After years of struggle and hope for legal status, sometimes immigrants leave the United States without any hope of ever returning after being ordered deported. However, case law may provide a deported immigrant hope of returning to the United States. Now, an order of deportation may not be the end of the world.
A potential immigrant may be able to file a Motion to Reopen their deportation case from outside the country. In the past, statutes and case law limited the ability to file a Motion to Reopen for non-citizens who were physically present in the U.S. Passage of the Illegal Immigration Reform and Immigrant Responsibility Act of 1996, “IIRIRA” opened the door to the possibility of a non-citizen living abroad filing a Motion to Reopen.
All the U.S. Courts of Appeals that have addressed this particular issue have come to the conclusion that a non-citizen who lives out of the United States has the right to file a motion to reopen their immigration proceedings in the U.S. In Contreras-Bocanegra, the United States Court of Appeals in the Tenth Circuit held that a non-citizen was not barred from pursuing their case after departure or deportation.
What does this mean? Now, one may be able to fight their case by filing a Motion to Reopen removal proceedings, even if the alien now resides outside of the United States! So, whether an alien is in the United States or not, there may be hope to reopen the case and fight to return to the U.S. legally.
There are many different grounds upon which one can bring a Motion to Reopen.

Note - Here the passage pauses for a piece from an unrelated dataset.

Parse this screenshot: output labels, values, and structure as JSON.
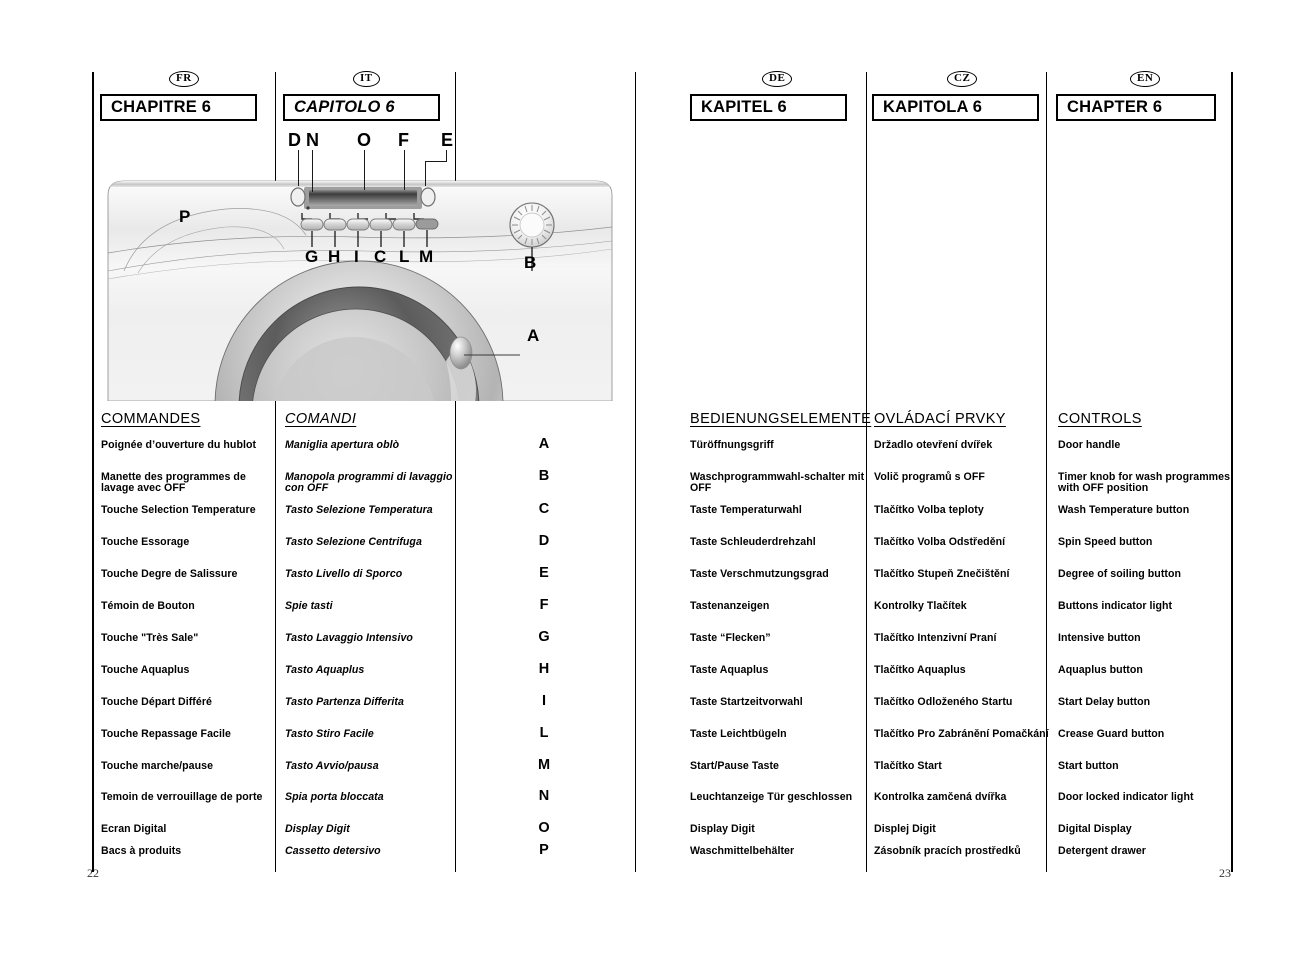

These include, but are not limited to: 1) abuse of discretion on the part of the immigration judge, 2) changed circumstances occurring since the adjudication of an application for relief, 3) ineffective assistance of counsel; or 4) lack of notice of the proceedings resulting in an order of deportation.
This is by no means an extensive list of grounds upon which a motion may be brought. Some motions to reopen are also restricted as to time and number. However, if you or someone you love has departed the United States, it is essential to consult an experienced and knowledgeable immigration attorney concerning eligibility of filing a motion to reopen.